Covid-19 is exposing girls, women, and other minoritised groups to increased domestic violence. As has happened throughout the world, calls to domestic violence help-lines in the U.S. have soared in all states. The lethality of violence in America has intensified due to a sudden rise in purchases of domestic firearms, as a result of anxieties about societal unrest during the pandemic. According to the FBI, in March 2020, there were over one million more pre-sale background checks for firearms compared to March 2019: this amounts to a total of more than 3.7 million checks. Small Arms Analytics and Forecasting (SAAF), the independent research consultancy firm focusing on small arms and ammunition markets, noted that retailers sold more than 2.5 million firearms in March alone, an 85 per cent increase in a year. Long-gun sales also rose by 74 per cent. This will have a long-term impact, as Jurgen Brauer, the SAAF’s chief economic explains, because “it’s now possible that at least a proportion of first-time buyers will be converted into repeat buyers, so that there may be a higher base of firearms owners in the years to come”. In the short term, however, the risk posed by the proliferation of small arms is widely acknowledged. Research has found that abused women are five times more likely to be killed by their abuser if he owns a firearm, meaning that a surge in the proportion of homes containing unsecured firearms increases the likelihood of intimate partner homicides. As the authors of a recent article in the Annals of Surgery warned, the “stay-at-home ruling in many states does not recognize shooting ranges as essential businesses”. This means that first time gun owners might not be receiving adequate training in firearm use and storage, leading to more deadly domestic violence incidents. They warned that unsafe storage is also making firearms “easily accessible to bored and curious children that are currently stuck at home, which increases opportunities for tragic, unintentional shootings”.
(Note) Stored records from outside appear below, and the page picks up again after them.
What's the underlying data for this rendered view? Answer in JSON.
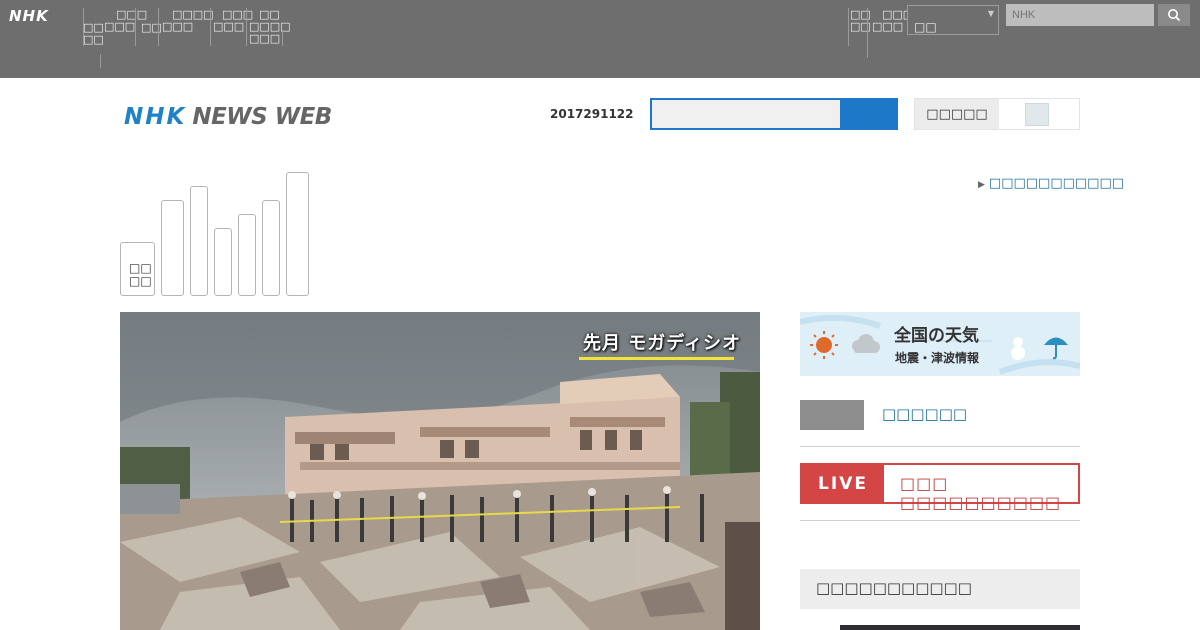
{
  "topbar": {
    "logo": "NHK",
    "nav": [
      [
        "□□",
        "□□"
      ],
      [
        "□□□",
        "□□□"
      ],
      [
        "□□"
      ],
      [
        "□□□□",
        "□□□"
      ],
      [
        "□□□",
        "□□□"
      ],
      [
        "□□",
        "□□□□",
        "□□□"
      ]
    ],
    "right_nav": [
      [
        "□□",
        "□□"
      ],
      [
        "□□□",
        "□□□"
      ]
    ],
    "language_select": "□□",
    "search_placeholder": "NHK"
  },
  "header": {
    "logo_part1": "NHK",
    "logo_part2": "NEWS WEB",
    "date": "2017291122",
    "switch_label": "□□□□□"
  },
  "categories": {
    "first_label": "□□ □□"
  },
  "more_link": "□□□□□□□□□□□",
  "photo": {
    "caption": "先月 モガディシオ"
  },
  "sidebar": {
    "weather_title": "全国の天気",
    "weather_subtitle": "地震・津波情報",
    "link1": "□□□□□□",
    "live_label": "LIVE",
    "live_text": "□□□ □□□□□□□□□□",
    "panel_heading": "□□□□□□□□□□□"
  },
  "colors": {
    "topbar_bg": "#6e6e6e",
    "brand_blue": "#1f82c7",
    "live_red": "#d44545",
    "link_blue": "#1e6e9a"
  }
}
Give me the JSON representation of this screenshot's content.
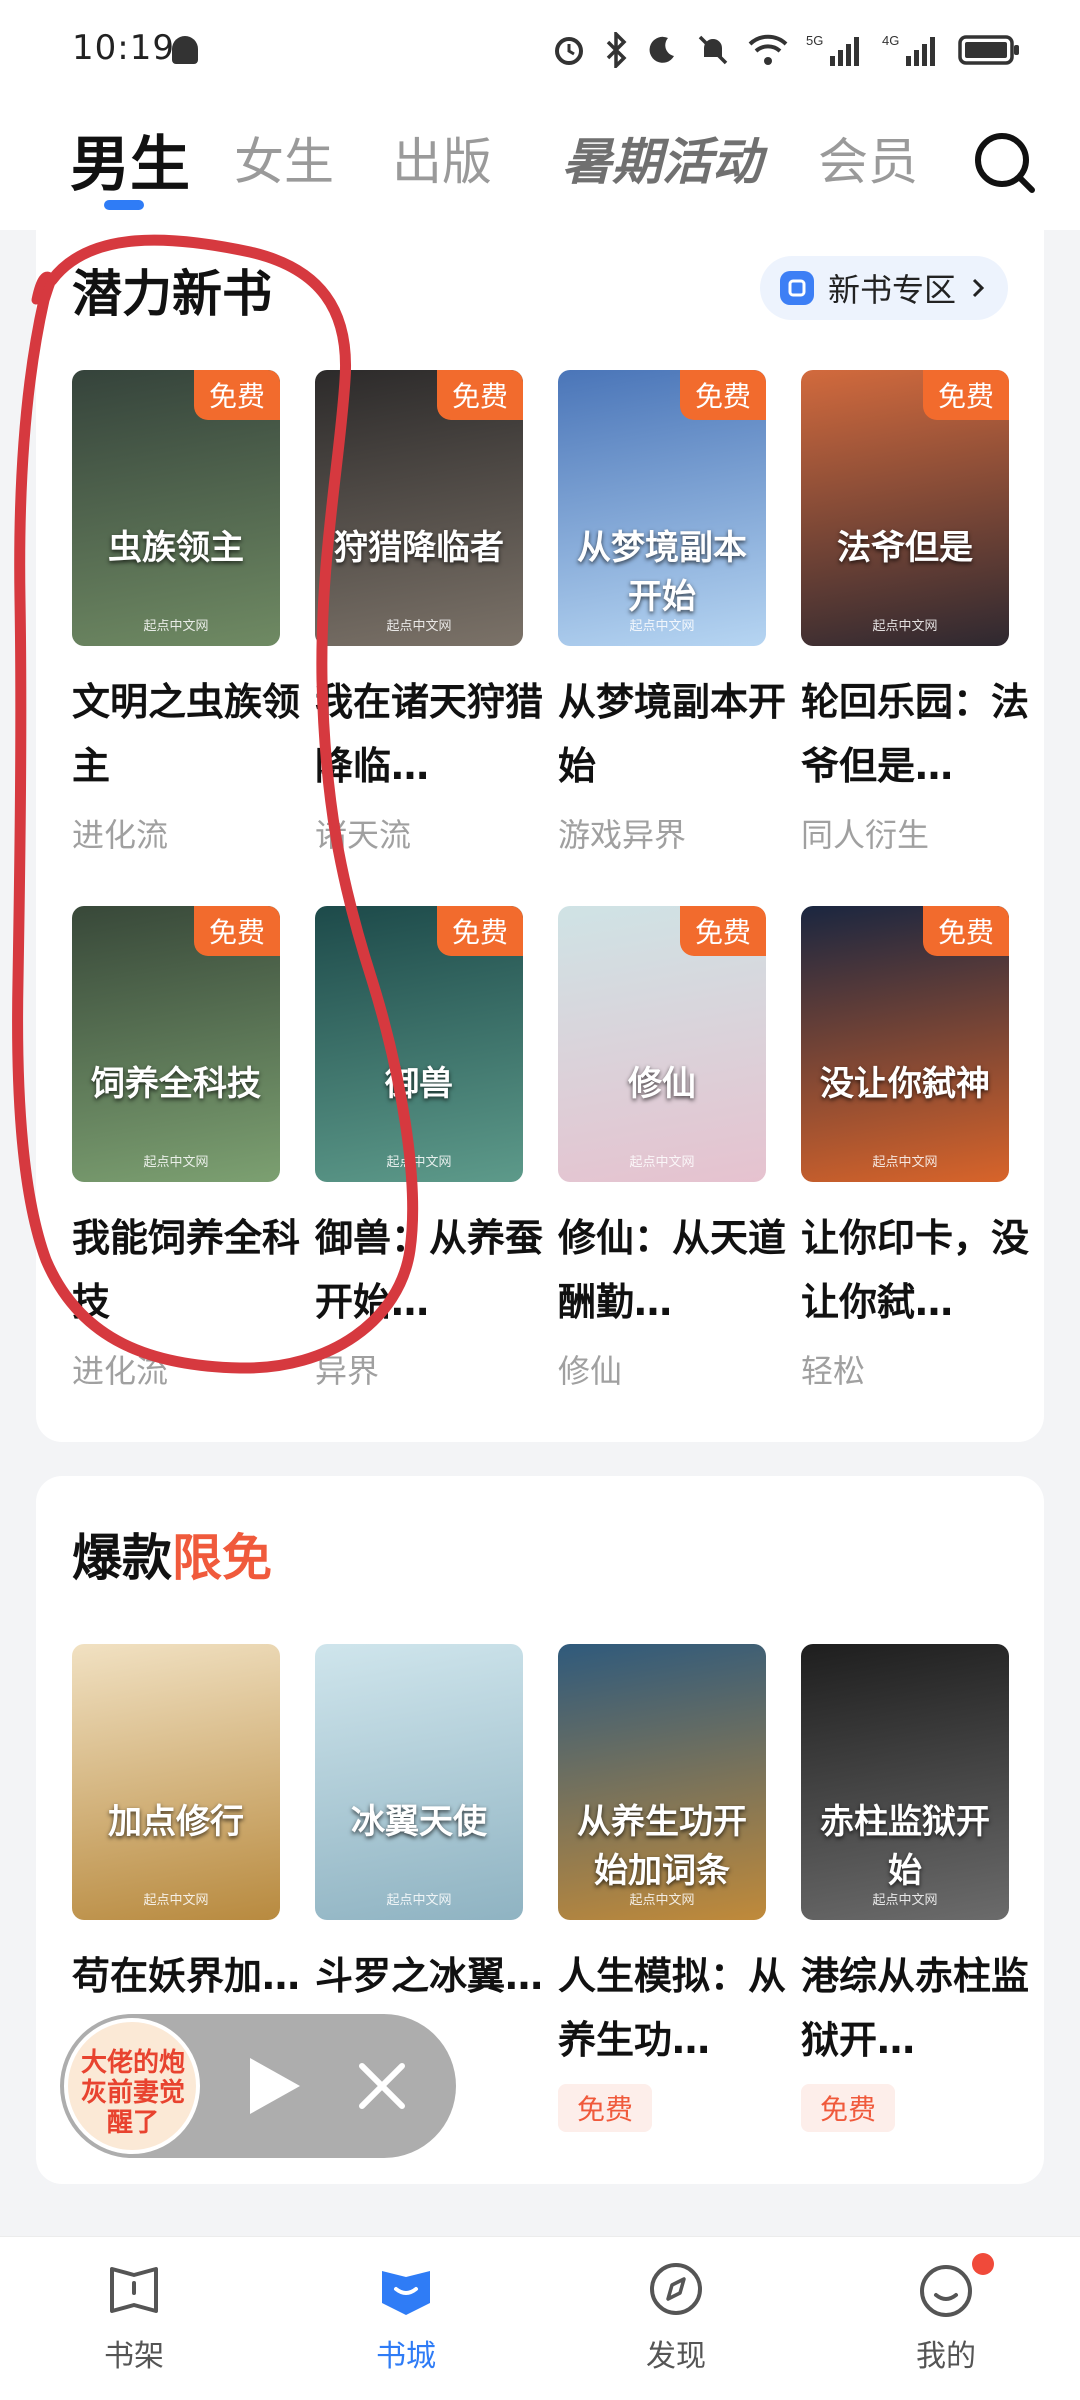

This is a public health crisis with enormous potential for harm.
Heath Druzin, “Gun Sales Skyrocket in March on Pandemic Fears. Guns and America” (1 April 2020), at https://gunsandamerica.org/story/20/04/01/gun-sales-skyrocket-in-march-on-pandemic-fears.
Jacquelyn C. Campbell, Daniel Webster, Jane Koziol-McLain, Carolyn Block, Doris Campbell, Mary Ann Curry, Faye Gary, Nancy Glass, Judith McFarlane, Carolyn Sachs, Phyllis Sharps, Yvonne Ulrich, Susan A. Wilt, Jennifer Manganello, Xiao Xu, Janet Schollenberger, Victoria Frye, and Kathryn Laughon, “Risk Factors for Femicide in Abusive Relationships: Results from a Multisite Case Control Study”, American Journal of Public Health, 93.7 (July 2003), 1092, at https://www.ncbi.nlm.nih.gov/pmc/articles/PMC1447915/.
Thomas K. Duncan, Jessica L. Weaver, Tanya L. Zakrison, Bellal Joseph, Brenda T. Campbell, A. Britton Christmas, Ronald M. Stewart, Deborah A. Kuhls, and Eileen M. Bulger, “Domestic Violence and Safe Storage of Firearms in the COVID-19 Era”, Annals of Surgery (2020), at https://www.ncbi.nlm.nih.gov/pmc/articles/PMC7268852/.
J. S. Hatchimonji, R. A. Swendiman, M. J. Seamon, M. L. Nance, “Trauma Does not Quarantine: Violence During the Covid-19 Pandemic”, Annals of Surgery (April 2020) at https://journals.lww.com/annalsofsurgery/Documents/Trauma%20Does%20Not%20Quarantine.pdf